_DIRECTIONS_
What is the number of lines below that contain the word "wallets"? Give only that number.

_DATA FOR THE TASK_

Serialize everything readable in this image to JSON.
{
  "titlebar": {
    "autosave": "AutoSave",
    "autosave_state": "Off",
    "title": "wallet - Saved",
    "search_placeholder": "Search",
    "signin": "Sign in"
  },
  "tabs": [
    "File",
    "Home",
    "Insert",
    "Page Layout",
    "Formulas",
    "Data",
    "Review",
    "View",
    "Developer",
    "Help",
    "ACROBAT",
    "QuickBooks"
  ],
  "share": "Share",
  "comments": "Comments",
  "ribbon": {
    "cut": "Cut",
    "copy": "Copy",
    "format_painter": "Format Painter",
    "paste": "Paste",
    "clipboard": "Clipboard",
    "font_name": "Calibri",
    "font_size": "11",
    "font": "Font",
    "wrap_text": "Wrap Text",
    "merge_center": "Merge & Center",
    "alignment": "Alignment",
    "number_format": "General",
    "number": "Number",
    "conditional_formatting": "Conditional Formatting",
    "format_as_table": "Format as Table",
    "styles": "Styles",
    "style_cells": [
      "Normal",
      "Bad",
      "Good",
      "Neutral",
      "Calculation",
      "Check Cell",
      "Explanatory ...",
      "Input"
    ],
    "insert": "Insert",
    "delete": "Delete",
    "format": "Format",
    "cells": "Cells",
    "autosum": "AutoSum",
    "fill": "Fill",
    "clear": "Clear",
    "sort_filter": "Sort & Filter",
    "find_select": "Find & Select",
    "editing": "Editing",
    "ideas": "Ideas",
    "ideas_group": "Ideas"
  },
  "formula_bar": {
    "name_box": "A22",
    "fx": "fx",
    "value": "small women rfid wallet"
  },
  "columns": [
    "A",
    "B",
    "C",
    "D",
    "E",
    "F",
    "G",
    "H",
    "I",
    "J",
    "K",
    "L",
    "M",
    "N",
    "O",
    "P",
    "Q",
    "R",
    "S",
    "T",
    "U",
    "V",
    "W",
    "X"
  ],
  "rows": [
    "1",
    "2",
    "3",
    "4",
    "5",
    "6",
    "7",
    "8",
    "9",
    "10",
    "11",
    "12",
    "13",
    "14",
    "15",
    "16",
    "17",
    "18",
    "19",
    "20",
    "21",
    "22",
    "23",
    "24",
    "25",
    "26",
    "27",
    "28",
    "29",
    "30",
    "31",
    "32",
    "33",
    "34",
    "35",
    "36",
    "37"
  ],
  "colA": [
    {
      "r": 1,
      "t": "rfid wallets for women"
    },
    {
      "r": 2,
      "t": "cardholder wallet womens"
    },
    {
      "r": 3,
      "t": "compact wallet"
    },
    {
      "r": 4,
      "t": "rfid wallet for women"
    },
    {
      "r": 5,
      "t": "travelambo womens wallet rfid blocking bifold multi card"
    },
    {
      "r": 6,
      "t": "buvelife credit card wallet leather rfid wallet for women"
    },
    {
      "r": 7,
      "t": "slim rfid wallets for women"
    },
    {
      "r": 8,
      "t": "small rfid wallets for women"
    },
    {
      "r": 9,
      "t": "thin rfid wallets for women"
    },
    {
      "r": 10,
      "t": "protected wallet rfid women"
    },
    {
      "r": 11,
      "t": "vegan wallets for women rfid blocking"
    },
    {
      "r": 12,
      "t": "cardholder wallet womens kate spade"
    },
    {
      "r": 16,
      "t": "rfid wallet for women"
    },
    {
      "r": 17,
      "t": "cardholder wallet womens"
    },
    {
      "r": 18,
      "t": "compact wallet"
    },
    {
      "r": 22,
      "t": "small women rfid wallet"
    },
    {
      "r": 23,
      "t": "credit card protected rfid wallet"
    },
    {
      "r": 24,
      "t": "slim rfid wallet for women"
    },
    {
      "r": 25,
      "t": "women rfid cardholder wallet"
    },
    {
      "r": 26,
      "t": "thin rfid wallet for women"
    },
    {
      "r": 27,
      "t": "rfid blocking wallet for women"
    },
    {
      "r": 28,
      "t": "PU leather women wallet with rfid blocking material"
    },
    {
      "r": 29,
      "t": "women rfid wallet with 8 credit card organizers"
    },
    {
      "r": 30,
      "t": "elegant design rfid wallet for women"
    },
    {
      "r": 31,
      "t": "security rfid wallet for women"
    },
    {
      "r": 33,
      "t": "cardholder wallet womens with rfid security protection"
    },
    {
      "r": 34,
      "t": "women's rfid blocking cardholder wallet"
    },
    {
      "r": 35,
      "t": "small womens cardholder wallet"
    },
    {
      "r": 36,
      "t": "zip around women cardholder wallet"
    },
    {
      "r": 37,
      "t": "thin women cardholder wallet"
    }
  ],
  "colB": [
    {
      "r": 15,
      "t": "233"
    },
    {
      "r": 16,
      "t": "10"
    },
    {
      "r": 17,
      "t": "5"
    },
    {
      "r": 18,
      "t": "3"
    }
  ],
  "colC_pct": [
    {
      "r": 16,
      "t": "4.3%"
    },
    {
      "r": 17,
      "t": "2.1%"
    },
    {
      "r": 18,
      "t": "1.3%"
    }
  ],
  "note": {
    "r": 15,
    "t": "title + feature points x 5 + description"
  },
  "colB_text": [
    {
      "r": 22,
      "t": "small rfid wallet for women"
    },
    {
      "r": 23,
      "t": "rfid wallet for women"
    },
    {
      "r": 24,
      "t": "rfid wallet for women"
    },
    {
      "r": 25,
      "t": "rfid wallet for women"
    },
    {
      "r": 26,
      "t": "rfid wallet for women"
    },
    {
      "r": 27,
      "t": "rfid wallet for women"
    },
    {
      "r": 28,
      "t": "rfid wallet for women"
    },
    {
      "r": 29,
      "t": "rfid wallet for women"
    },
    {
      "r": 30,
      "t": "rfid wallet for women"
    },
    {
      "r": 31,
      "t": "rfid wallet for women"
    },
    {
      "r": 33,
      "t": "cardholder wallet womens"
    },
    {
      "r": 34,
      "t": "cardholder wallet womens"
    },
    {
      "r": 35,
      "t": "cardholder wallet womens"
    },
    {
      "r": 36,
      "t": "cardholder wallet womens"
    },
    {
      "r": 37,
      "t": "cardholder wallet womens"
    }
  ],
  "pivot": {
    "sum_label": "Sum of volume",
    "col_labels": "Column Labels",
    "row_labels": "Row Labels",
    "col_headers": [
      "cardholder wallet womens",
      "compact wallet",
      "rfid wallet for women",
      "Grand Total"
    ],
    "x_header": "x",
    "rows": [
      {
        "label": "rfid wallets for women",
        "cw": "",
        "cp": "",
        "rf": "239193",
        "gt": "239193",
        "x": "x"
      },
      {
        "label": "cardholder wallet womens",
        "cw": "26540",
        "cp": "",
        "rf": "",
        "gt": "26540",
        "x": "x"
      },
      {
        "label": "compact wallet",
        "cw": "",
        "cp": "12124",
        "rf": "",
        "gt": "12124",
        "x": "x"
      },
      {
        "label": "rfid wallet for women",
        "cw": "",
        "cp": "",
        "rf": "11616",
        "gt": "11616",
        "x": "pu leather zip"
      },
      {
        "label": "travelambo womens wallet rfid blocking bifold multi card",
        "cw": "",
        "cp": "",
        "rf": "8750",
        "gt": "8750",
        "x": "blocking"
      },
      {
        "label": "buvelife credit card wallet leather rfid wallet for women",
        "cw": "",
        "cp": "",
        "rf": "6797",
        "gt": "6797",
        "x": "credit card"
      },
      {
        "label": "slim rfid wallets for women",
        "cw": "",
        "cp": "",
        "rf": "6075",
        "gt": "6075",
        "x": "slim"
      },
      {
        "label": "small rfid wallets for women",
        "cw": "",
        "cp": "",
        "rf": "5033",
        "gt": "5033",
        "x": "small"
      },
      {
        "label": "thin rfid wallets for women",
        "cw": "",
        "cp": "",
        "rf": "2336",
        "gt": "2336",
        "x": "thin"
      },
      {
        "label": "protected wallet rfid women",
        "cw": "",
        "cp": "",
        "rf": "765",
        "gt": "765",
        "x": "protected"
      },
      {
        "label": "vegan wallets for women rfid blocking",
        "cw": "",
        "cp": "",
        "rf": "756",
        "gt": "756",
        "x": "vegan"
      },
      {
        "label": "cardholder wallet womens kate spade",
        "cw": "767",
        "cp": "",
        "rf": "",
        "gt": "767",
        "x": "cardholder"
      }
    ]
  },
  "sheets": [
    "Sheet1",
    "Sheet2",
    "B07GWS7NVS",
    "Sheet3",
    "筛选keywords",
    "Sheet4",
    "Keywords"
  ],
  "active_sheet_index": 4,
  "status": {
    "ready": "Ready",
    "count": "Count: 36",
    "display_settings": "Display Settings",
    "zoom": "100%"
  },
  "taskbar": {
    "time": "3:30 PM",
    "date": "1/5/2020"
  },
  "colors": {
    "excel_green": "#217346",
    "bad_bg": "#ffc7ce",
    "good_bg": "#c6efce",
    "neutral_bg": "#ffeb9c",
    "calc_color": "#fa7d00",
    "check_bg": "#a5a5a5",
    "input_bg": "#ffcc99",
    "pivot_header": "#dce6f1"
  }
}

_SOLUTION_
10